For the moment, the log shortages in Latvia have led to pressure on prices and bullishness among sawmillers. Some UK-based suppliers of Latvian timber are said to be “struggling to fulfil contracts, especially for out-of-the-ordinary specifications”.

There is said to be some level of acceptance among pallet makers that this raw material is having to carry a higher price tag, although one supplier lamented: “You lose an order if you try to get a price increase.”

The pallet manufacturing sector itself has reported no signs of an immediate easing of timber prices, partly because “availability has been more rationed from the Baltics”. Several contacts suggested that any repeat this winter of the ice-related supply problems in the Baltics would lead to “sky-rocketing” prices. “Major buyers of Latvian wood may look to have options this year after their experiences earlier this year,” was one opinion.

In a bid to stabilise their raw material prices, some manufacturers have been accepting a higher proportion of hardwood in their supplies. The offer of species mixed “at the supplier’s option” has proved particularly appealing to pallet producers because prices tend to be keen. One supplier observed: “When they state minimum requirements or specific requirements, that’s when the prices start to go up.”

UK pallet makers appear to be quite busy and have enjoyed generally higher levels of enquiry over the past couple of months. However, the sector continues to be afflicted by the familiar problems of fierce competition on price and overcapacity.

“Some success” has been reported in obtaining price increases for pallets although this upward movement appears to have been focused mainly on non-standard specifications and has by no means extended to the entire range of pallet products. “Perhaps it would be more accurate to say that there has been no suggestion of price reductions,” one contact observed.

With business having at least stabilised in recent times, pallet makers directed most of their fire this week at on-line reverse auctions, with several contacts alleging that these were responsible for dragging down specifications. Some customers appeared more concerned with budgetary constraints than with safety and so were prepared to accept the delivered product even if it did not match the agreed specification, one source contended. There was a danger that such practice would leap to prominence “only when someone gets hurt”, he added.

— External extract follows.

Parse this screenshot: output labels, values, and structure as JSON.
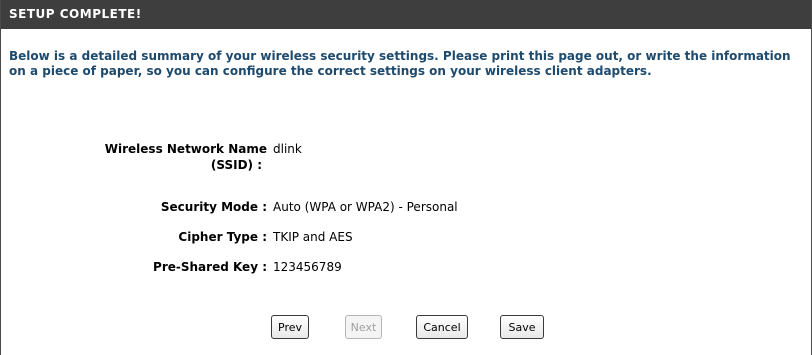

Phytosanitary standards

Another point of concern, as mentioned in TTJ’s previous fencing and pallets report, is the push at international level towards a phytosanitary standard. If implemented under its current guise, this would mean that all export wooden packaging material would either have to be heat-treated or fumigated before being given its ‘de-bug’ symbol of approval.

According to several contacts, many UK companies have yet to put necessary plans in place to meet these requirements, even though the European Union was expected to implement the so-called International Standard for Phytosanitary Measures (ISPM 15) by July next year.